In 2009 the band returned to Japan for the first time in 17 years and went on to headline the Avalon Stage at Glastonbury festival, having not appeared there in 20 years!
In the Spring of 2011 The Wonder Stuff enjoyed a co-headline, sell out tour of the UK with their old friends The Levellers. Later the same year they returned to Australia for a short tour with past sparring partners, Jesus Jones.
December 2012 saw The Wonder Stuff’s own Sleigh The UK return to a handful of O2 Academy venues. An extravaganza bill of The Wonder Stuff, Pop Will Eat Itself and Jesus Jones.

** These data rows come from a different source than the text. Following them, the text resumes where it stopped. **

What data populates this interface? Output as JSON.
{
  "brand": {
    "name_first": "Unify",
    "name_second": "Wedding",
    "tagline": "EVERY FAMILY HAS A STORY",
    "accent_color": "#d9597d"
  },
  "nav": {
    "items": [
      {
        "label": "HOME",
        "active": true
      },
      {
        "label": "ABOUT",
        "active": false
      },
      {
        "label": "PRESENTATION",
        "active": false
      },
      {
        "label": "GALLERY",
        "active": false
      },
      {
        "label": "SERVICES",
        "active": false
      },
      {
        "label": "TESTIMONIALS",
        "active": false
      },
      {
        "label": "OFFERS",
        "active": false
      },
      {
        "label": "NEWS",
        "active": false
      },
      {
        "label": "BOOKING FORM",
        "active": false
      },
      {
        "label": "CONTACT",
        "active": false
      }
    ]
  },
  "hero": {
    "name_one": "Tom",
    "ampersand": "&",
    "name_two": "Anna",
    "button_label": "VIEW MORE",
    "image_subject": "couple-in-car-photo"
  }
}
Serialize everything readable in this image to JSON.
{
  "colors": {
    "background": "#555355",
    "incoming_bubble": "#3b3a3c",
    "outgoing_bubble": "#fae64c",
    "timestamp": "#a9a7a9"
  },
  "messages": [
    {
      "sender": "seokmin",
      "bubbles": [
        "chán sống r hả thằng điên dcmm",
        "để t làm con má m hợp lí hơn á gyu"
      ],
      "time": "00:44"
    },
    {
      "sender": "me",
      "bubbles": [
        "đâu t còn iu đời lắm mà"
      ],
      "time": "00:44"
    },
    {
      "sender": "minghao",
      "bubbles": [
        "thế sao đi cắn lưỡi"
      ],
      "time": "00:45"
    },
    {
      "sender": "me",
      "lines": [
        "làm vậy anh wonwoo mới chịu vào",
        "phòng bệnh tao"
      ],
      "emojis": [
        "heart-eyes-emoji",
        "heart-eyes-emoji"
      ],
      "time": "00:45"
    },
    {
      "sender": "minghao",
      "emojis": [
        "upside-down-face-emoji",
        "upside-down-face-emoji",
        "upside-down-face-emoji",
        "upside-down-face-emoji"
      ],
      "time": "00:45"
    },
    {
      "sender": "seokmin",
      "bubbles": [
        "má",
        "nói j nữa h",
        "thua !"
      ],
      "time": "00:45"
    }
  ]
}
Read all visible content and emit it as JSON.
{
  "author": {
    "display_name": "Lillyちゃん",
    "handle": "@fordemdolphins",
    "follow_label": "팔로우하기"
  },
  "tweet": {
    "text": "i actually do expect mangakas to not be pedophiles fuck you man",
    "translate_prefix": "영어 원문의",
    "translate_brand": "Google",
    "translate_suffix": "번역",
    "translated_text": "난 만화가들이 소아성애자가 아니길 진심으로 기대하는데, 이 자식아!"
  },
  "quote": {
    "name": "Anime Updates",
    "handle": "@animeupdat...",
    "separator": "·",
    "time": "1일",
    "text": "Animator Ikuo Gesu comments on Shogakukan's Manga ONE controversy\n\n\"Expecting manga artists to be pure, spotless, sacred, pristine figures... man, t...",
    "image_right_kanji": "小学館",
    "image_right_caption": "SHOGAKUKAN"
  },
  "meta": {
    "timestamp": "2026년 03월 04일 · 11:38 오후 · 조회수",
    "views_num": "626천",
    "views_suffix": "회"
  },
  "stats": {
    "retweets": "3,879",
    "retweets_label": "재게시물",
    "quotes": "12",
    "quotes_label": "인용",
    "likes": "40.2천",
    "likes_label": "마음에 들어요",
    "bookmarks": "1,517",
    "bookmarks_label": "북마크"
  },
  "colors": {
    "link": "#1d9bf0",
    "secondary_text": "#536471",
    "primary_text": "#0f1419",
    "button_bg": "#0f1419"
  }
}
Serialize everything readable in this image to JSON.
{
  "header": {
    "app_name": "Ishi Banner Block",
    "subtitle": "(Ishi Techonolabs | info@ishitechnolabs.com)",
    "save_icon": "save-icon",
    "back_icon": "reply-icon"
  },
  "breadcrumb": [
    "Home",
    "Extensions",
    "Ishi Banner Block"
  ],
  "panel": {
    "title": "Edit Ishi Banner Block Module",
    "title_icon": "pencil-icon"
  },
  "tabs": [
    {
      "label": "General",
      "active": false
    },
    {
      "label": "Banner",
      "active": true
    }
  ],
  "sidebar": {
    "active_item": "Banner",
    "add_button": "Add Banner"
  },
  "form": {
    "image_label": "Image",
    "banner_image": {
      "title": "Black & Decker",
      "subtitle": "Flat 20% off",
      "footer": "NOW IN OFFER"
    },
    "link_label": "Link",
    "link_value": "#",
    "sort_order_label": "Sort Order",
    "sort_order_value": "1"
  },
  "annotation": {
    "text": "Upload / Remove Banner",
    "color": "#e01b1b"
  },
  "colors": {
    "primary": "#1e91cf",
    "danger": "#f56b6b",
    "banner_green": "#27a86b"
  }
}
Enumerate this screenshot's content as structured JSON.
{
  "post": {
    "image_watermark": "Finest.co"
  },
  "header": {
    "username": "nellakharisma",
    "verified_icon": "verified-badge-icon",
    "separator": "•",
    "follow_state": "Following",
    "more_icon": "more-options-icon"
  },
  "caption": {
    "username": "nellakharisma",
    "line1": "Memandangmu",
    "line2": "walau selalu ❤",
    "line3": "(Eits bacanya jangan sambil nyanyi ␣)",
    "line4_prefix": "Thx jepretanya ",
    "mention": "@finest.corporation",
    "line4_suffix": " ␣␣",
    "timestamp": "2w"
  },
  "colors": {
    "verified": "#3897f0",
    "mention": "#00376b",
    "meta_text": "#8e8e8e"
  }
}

2013 saw the release of the band’s latest album ‘Oh No It’s…The Wonder Stuff’ with a 3 week tour in April around the UK followed by 10 festival appearances. 2012’s ‘Sleigh The UK’ tour of O2 Academy sell out shows featuring The Wonder Stuff, Jesus Jones and PWEI were such a huge success it was repeated again in December!
In 2014 frontman Miles Hunt completed his first book ‘The Wonder Stuff Diaries ’86 – ‘89’ and still found time to play four dates in Australia, Bearded Theory festival, Garforth Arts Festival, Cropredy and V Festival.
This year sees the band on the road again for just a handful of festival and warm up dates ahead of their new album to celebrate the band’s 30 Anniversary to be released in 2016.